Dataset content:

════════

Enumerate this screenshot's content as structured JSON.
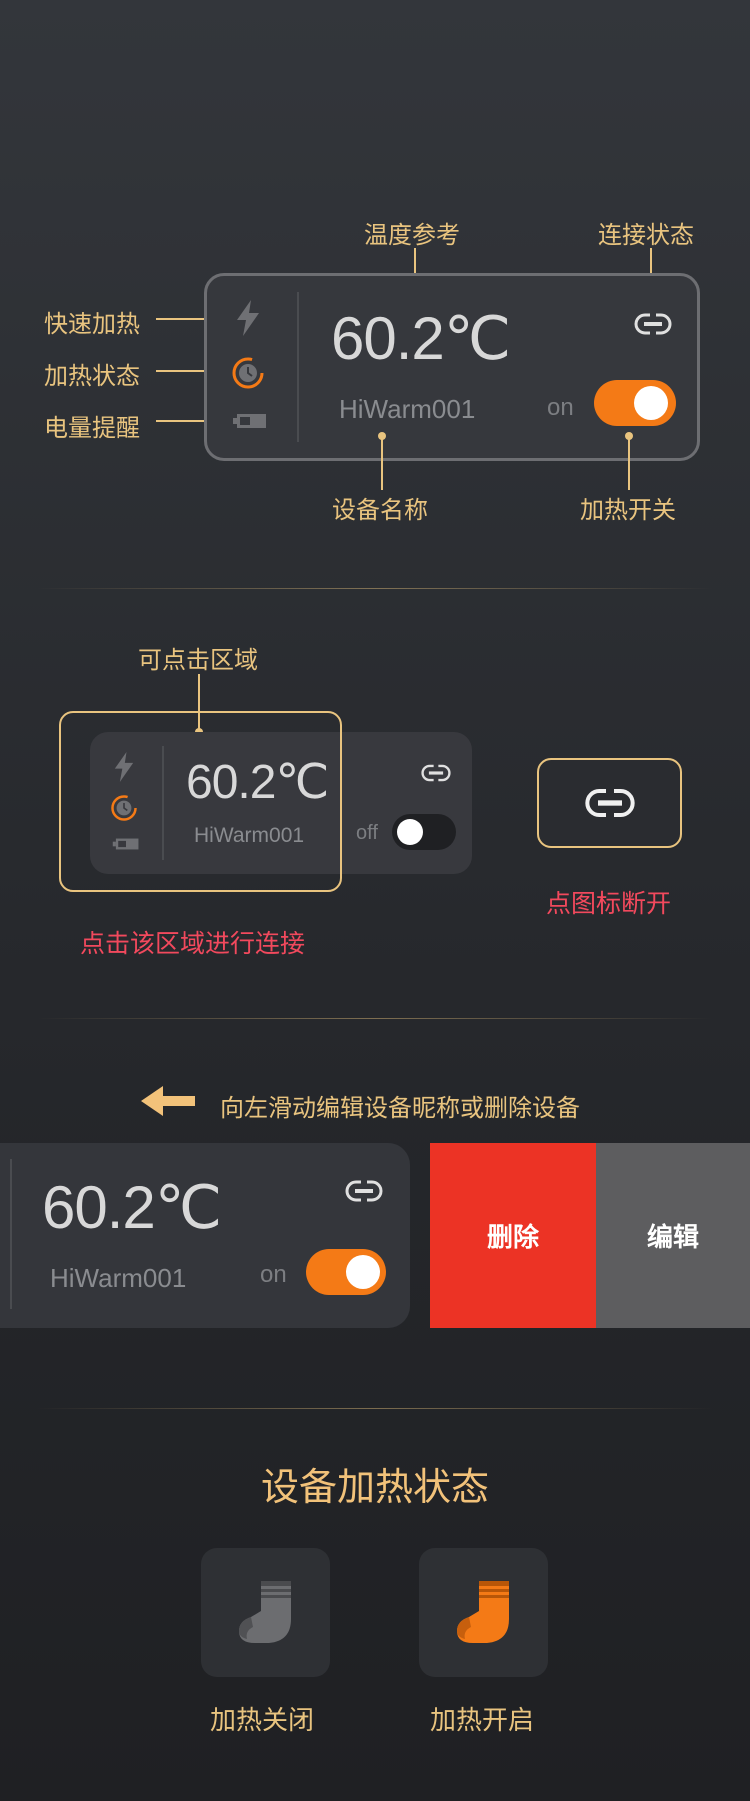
{
  "section1": {
    "labels": {
      "temp_ref": "温度参考",
      "conn_status": "连接状态",
      "fast_heat": "快速加热",
      "heat_status": "加热状态",
      "battery": "电量提醒",
      "device_name": "设备名称",
      "heat_switch": "加热开关"
    },
    "card": {
      "temperature": "60.2℃",
      "device": "HiWarm001",
      "toggle_label": "on",
      "toggle_state": true
    }
  },
  "section2": {
    "clickable_label": "可点击区域",
    "card": {
      "temperature": "60.2℃",
      "device": "HiWarm001",
      "toggle_label": "off",
      "toggle_state": false
    },
    "hint_connect": "点击该区域进行连接",
    "hint_disconnect": "点图标断开"
  },
  "section3": {
    "swipe_hint": "向左滑动编辑设备昵称或删除设备",
    "card": {
      "temperature": "60.2℃",
      "device": "HiWarm001",
      "toggle_label": "on",
      "toggle_state": true
    },
    "delete_label": "删除",
    "edit_label": "编辑"
  },
  "section4": {
    "title": "设备加热状态",
    "off_label": "加热关闭",
    "on_label": "加热开启"
  },
  "colors": {
    "accent": "#e9c47f",
    "orange": "#f47a16",
    "danger": "#ec3325",
    "pink": "#f2495d"
  },
  "icons": [
    "lightning-icon",
    "clock-icon",
    "battery-icon",
    "link-icon",
    "arrow-left-icon",
    "sock-icon"
  ]
}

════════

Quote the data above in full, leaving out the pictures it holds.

Enumerate this screenshot's content as structured JSON.
{
  "section1": {
    "labels": {
      "temp_ref": "温度参考",
      "conn_status": "连接状态",
      "fast_heat": "快速加热",
      "heat_status": "加热状态",
      "battery": "电量提醒",
      "device_name": "设备名称",
      "heat_switch": "加热开关"
    },
    "card": {
      "temperature": "60.2℃",
      "device": "HiWarm001",
      "toggle_label": "on",
      "toggle_state": true
    }
  },
  "section2": {
    "clickable_label": "可点击区域",
    "card": {
      "temperature": "60.2℃",
      "device": "HiWarm001",
      "toggle_label": "off",
      "toggle_state": false
    },
    "hint_connect": "点击该区域进行连接",
    "hint_disconnect": "点图标断开"
  },
  "section3": {
    "swipe_hint": "向左滑动编辑设备昵称或删除设备",
    "card": {
      "temperature": "60.2℃",
      "device": "HiWarm001",
      "toggle_label": "on",
      "toggle_state": true
    },
    "delete_label": "删除",
    "edit_label": "编辑"
  },
  "section4": {
    "title": "设备加热状态",
    "off_label": "加热关闭",
    "on_label": "加热开启"
  },
  "colors": {
    "accent": "#e9c47f",
    "orange": "#f47a16",
    "danger": "#ec3325",
    "pink": "#f2495d"
  },
  "icons": [
    "lightning-icon",
    "clock-icon",
    "battery-icon",
    "link-icon",
    "arrow-left-icon",
    "sock-icon"
  ]
}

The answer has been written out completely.